What the exercise asks |
Below are records; copy every line in them that holds the word "label".

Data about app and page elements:
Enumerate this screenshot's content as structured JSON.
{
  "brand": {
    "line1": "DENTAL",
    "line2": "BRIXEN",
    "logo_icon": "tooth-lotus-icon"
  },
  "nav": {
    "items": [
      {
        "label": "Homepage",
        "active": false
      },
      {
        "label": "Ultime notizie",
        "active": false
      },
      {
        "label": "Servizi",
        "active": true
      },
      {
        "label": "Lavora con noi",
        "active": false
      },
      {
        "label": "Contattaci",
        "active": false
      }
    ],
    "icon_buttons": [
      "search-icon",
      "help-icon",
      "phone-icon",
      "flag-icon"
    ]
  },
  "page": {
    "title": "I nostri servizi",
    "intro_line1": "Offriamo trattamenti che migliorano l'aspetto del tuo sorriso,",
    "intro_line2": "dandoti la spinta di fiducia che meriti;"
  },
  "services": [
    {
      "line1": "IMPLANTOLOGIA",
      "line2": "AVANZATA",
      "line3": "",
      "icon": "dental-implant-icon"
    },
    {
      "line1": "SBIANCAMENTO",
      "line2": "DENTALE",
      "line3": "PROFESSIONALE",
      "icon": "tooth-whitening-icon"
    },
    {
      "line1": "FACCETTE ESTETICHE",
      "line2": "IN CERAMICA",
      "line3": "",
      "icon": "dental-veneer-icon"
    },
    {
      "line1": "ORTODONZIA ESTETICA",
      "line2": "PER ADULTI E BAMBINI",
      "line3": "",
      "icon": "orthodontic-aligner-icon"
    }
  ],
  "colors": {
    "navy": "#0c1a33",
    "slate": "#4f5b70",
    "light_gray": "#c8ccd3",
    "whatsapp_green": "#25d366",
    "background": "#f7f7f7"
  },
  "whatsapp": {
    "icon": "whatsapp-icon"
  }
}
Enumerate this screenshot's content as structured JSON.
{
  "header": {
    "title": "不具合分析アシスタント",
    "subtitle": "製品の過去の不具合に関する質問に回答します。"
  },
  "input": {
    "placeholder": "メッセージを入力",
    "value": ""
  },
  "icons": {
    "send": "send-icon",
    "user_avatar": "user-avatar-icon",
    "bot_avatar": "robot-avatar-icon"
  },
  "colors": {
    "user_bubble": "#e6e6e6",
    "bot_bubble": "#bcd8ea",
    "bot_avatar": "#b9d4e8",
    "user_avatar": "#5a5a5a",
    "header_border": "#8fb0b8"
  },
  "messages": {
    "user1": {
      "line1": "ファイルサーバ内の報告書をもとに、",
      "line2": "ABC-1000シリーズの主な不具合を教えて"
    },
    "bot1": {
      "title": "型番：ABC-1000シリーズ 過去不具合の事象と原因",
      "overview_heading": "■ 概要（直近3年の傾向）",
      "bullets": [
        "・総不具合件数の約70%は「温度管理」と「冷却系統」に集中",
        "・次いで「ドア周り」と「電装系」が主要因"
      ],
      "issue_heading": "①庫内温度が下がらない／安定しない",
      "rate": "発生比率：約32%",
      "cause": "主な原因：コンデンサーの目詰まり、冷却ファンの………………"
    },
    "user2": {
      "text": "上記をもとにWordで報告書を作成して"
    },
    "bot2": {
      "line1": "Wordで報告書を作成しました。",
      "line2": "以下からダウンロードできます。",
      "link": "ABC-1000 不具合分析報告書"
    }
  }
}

Reply |
        "label": "Homepage",
        "label": "Ultime notizie",
        "label": "Servizi",
        "label": "Lavora con noi",
        "label": "Contattaci",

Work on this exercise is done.